* _Problem requirements_
Using the data below, work out how many lines contain "JSON", and report only that number.

[Start of section]

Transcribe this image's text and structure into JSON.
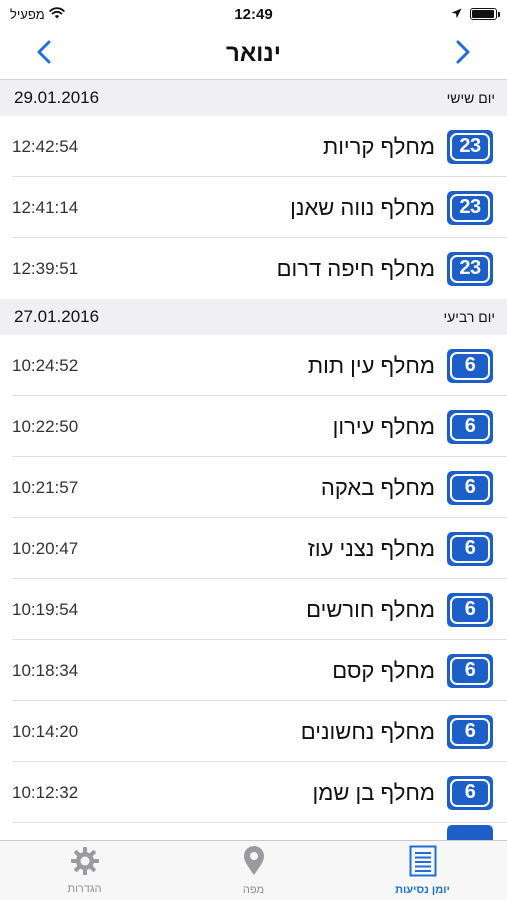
{
  "status_bar": {
    "carrier": "מפעיל",
    "time": "12:49",
    "battery_level": 0.95
  },
  "nav": {
    "title": "ינואר",
    "prev_icon": "chevron-left-icon",
    "next_icon": "chevron-right-icon"
  },
  "sections": [
    {
      "date": "29.01.2016",
      "day": "יום שישי",
      "rows": [
        {
          "route": "23",
          "label": "מחלף קריות",
          "time": "12:42:54"
        },
        {
          "route": "23",
          "label": "מחלף נווה שאנן",
          "time": "12:41:14"
        },
        {
          "route": "23",
          "label": "מחלף חיפה דרום",
          "time": "12:39:51"
        }
      ]
    },
    {
      "date": "27.01.2016",
      "day": "יום רביעי",
      "rows": [
        {
          "route": "6",
          "label": "מחלף עין תות",
          "time": "10:24:52"
        },
        {
          "route": "6",
          "label": "מחלף עירון",
          "time": "10:22:50"
        },
        {
          "route": "6",
          "label": "מחלף באקה",
          "time": "10:21:57"
        },
        {
          "route": "6",
          "label": "מחלף נצני עוז",
          "time": "10:20:47"
        },
        {
          "route": "6",
          "label": "מחלף חורשים",
          "time": "10:19:54"
        },
        {
          "route": "6",
          "label": "מחלף קסם",
          "time": "10:18:34"
        },
        {
          "route": "6",
          "label": "מחלף נחשונים",
          "time": "10:14:20"
        },
        {
          "route": "6",
          "label": "מחלף בן שמן",
          "time": "10:12:32"
        }
      ]
    }
  ],
  "tabs": [
    {
      "label": "יומן נסיעות",
      "icon": "list-icon",
      "active": true
    },
    {
      "label": "מפה",
      "icon": "map-pin-icon",
      "active": false
    },
    {
      "label": "הגדרות",
      "icon": "gear-icon",
      "active": false
    }
  ],
  "colors": {
    "accent": "#1f6fd8",
    "badge": "#1c5fc9",
    "section_bg": "#efeff4"
  }
}
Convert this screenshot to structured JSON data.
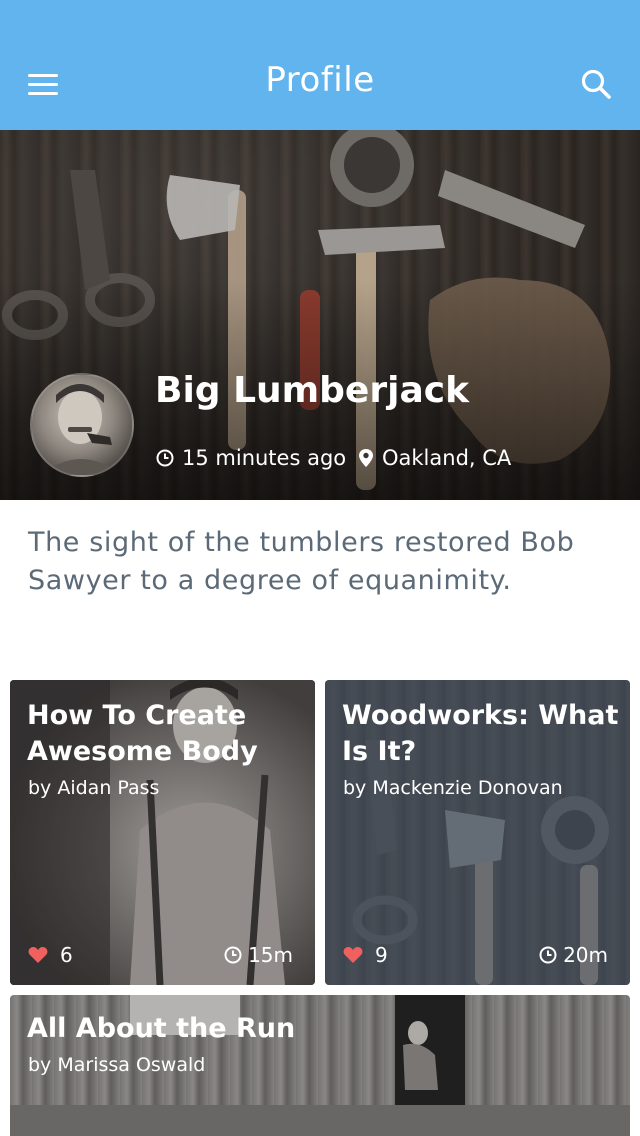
{
  "header": {
    "title": "Profile",
    "menu_icon": "hamburger-menu-icon",
    "search_icon": "search-icon"
  },
  "profile": {
    "name": "Big Lumberjack",
    "time": "15 minutes ago",
    "location": "Oakland, CA",
    "bio": "The sight of the tumblers restored Bob Sawyer to a degree of equanimity."
  },
  "colors": {
    "header_bg": "#62b4ee",
    "heart": "#f0605e",
    "bio_text": "#5c6a78"
  },
  "cards": [
    {
      "title": "How To Create Awesome Body",
      "author": "by Aidan Pass",
      "likes": "6",
      "duration": "15m"
    },
    {
      "title": "Woodworks: What Is It?",
      "author": "by Mackenzie Donovan",
      "likes": "9",
      "duration": "20m"
    },
    {
      "title": "All About the Run",
      "author": "by Marissa Oswald"
    }
  ]
}
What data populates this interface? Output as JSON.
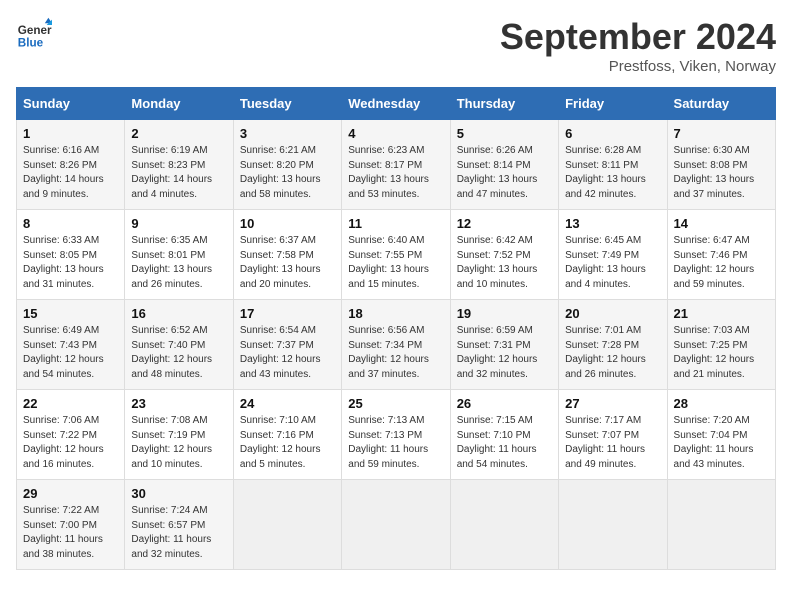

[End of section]

* _Task output_
3